Millions of people are not benefiting from progress, with the gap set to widen unless deep-rooted development barriers, including discrimination and unequal political participation, are tackled. Photo: UNDP Peru/Mnica Surez 21 March  2017 - A flagship United Nations report launched today finds that although the average human development improved significantly since 1990, progress is uneven, with systemic discrimination against women, indigenous peoples and ethnic minorities.


On 23 December 1994, the General Assembly decided that the International Day of the World’s Indigenous People shall be observed on 9 August every year during the International Decade of the World’s Indigenous People (resolution 49/214).

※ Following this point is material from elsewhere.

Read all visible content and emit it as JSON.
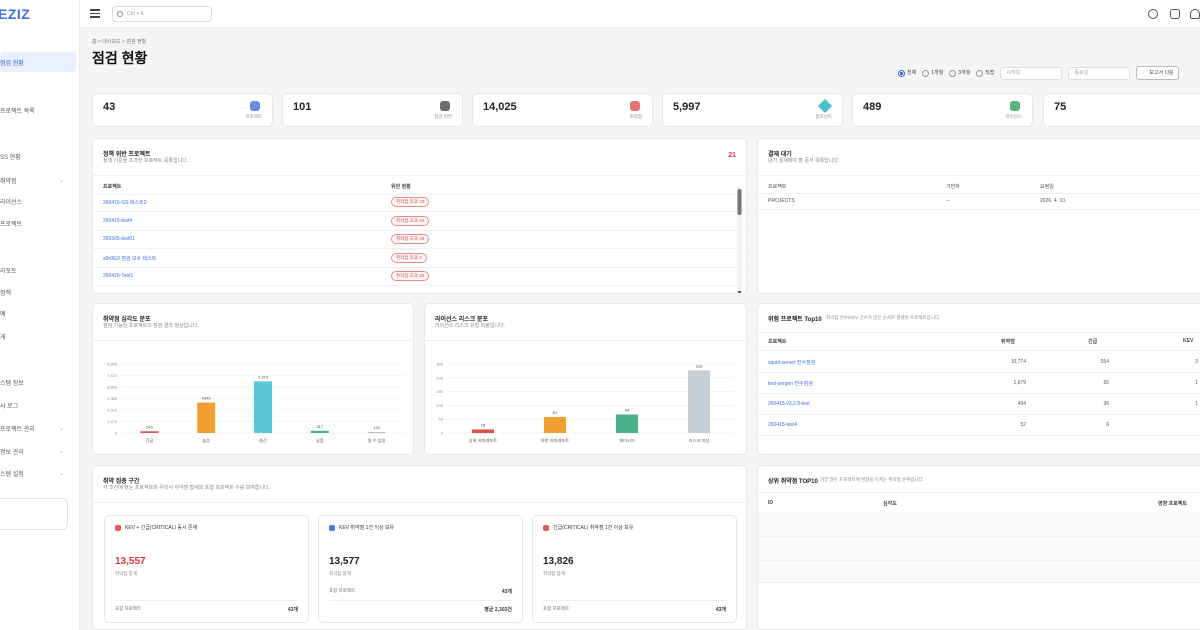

By its resolution 59/174 of 20 December 2004, in which the Assembly proclaimed the Second International Decade of the World’s Indigenous People (2005-2014), it also decided to continue observing the International Day of Indigenous People every year during the Second Decade, in New York, Geneva and other offices of the United Nations. The Assembly asked the Secretary-General to support observance of the Day from within existing resources, and to encourage Governments to observe the Day at the national level.

As of May 2007 this is the new Forum logo

The Bureau of the Permanent Forum has chosen the artwork made by Rebang Dewan, a Chackma child from Bangladesh, 11 years old as the visual identifier of the UN Permanent Forum on Indigenous Issues. At the Second Session of the Permanent Forum on Indigenous Issues (held in 2003) where Indigenous Children was the special theme, the Forum adopted a series of recommendations on indigenous children and also decided to organize an indigenous youth art competition for the design of a logo for the Forum and announced it at the sixth session.